What Made the Last Flu Season Different
Flu activity was substantially low during the previous season, which ran from Oct. 1, 2020, to April 1, 2021. Doctors and other medical personnel pointed to several possible reasons. For one, the use of personal protective equipment, in addition to the implementation of certain masking and social distancing practices, likely prevented the spread of the flu in ways that were not achievable in past years.
However, experts warn that flu and pneumonia may come back with a nasty vengeance during the coming 2021-2022 season, which will likely pick up in October and peak in December and February of the following year.

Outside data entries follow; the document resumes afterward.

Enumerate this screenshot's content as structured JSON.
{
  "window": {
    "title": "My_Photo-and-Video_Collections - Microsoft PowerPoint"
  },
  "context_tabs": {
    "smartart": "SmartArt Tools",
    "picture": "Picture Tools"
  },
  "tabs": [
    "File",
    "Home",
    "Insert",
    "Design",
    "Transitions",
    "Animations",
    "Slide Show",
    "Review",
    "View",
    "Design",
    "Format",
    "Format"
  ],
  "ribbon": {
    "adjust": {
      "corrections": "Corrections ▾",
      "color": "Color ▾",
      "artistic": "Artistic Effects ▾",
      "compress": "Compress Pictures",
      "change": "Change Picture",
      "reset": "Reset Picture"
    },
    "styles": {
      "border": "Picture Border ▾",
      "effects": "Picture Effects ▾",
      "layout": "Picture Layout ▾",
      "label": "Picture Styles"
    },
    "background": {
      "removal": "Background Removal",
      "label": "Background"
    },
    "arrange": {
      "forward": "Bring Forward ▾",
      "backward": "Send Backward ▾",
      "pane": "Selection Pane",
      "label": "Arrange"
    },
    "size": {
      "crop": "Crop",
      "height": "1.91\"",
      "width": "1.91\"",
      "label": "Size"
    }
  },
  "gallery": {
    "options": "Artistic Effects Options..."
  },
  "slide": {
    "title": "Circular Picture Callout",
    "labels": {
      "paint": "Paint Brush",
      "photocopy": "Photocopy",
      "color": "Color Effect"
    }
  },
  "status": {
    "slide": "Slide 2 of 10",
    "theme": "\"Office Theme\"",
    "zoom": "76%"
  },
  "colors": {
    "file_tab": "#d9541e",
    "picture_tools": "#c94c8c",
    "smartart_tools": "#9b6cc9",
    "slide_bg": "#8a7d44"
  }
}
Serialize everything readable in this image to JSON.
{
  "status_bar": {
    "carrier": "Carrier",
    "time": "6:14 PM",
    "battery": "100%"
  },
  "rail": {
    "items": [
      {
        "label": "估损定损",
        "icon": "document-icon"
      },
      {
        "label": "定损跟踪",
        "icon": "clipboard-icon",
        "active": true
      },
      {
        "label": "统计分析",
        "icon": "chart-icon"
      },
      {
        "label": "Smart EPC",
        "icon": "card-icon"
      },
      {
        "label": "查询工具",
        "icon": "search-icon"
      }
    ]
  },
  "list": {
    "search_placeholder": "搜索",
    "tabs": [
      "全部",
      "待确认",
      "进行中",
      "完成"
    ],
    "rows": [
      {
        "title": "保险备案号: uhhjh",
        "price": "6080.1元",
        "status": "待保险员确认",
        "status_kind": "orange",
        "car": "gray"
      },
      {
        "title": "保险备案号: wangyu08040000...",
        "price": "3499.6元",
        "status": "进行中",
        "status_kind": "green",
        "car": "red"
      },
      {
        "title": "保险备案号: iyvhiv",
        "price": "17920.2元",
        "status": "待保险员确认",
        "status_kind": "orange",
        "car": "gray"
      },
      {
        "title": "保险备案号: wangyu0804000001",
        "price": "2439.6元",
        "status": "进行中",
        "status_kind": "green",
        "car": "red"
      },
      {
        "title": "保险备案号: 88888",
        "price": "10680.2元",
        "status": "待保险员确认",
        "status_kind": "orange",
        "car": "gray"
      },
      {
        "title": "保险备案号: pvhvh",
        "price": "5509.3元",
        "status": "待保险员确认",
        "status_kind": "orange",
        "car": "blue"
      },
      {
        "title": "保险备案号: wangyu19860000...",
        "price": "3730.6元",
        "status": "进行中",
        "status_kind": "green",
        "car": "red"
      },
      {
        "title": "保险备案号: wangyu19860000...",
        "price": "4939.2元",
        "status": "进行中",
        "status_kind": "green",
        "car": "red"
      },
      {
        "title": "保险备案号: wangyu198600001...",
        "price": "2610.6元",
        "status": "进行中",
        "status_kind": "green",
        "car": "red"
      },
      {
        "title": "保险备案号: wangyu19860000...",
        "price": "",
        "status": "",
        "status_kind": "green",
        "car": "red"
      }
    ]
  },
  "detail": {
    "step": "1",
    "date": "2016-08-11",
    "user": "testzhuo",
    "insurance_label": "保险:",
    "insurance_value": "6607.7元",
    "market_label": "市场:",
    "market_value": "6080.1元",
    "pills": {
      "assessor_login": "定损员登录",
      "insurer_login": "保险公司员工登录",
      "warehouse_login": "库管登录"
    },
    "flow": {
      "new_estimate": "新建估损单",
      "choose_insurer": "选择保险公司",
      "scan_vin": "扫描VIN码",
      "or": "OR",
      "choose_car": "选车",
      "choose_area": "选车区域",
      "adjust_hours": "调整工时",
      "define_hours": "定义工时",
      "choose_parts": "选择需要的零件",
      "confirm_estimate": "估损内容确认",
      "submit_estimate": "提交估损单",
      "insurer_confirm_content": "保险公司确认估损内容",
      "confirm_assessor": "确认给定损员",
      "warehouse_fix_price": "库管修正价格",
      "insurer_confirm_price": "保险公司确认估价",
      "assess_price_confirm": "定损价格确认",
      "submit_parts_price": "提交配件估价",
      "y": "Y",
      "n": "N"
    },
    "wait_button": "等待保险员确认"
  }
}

With individuals letting their guards down after longstanding COVID-19 precautions and lockdowns, and lack of exposure to the flu potentially resulting in weakened immune systems, medical personnel are preparing for a particularly chaotic fall and winter.
Types of Influenza and Pneumonia
There are two main types of influenza: Influenza A and Influenza B. Influenza B is much slower to develop than A, and it tends to impact children and younger adults more severely than it does elderly populations. In 2020, roughly 70% of early flu cases were caused by Influenza B and 30% were caused by Influenza A, according to the Centers for Disease Control and Prevention.
Pneumonia, on the other hand, which is among the deadliest diseases for older Americans, inflames the lungs’ alveoli (air sacs), resulting in the buildup of fluid or pus and causing symptoms such as cough, fever, chills and difficulty breathing. Bacterial pneumonia, which is the most common form, has symptoms that can develop gradually, while viral pneumonia involves symptoms like those of the flu (fever, dry cough, headache, muscle pain and weakness).
Having The Right Tools
Since both the flu and pneumonia are respiratory in nature, they often result in symptoms of mucus and fluid requiring suction equipment in worst-case scenarios. SSCOR’s portable emergency suction devices are vital for mitigating complications associated with pneumonia and the flu, and they will certainly play an essential role in how medical personnel treat patients in emergency situations.
Both versions of the SSCOR VX-2 portable suction unit, which are equipped with battery maintenance systems, enable medical professionals to clear and protect patients’ airways, rescue choking and aspirating patients, and help responders tend to patients without moving them. This equipment is also lightweight enough for use during bedside treatments.
Additionally, the SALAD (Suction Assisted Laryngoscopy and Airway Decontamination) technique, which is specially developed to prepare the airway ahead of intubation, can be implemented more easily with the SSCOR DuCanto Catheter.
Treating flu and pneumonia patients requires proper patient assessment using reliable and efficient tools. In anticipation of prevalent flu and pneumonia activity, emergency medical personnel should become familiar with role of portable suction devices in maintaining airway patency and preparing patients for intubation.
For more information on these devices and how they will benefit your organization, download our free guide, The Ultimate Guide to Choosing a Portable Emergency Suction Device, which will serve as an important resource as you work to combat the harsh flu and pneumonia season that lies ahead.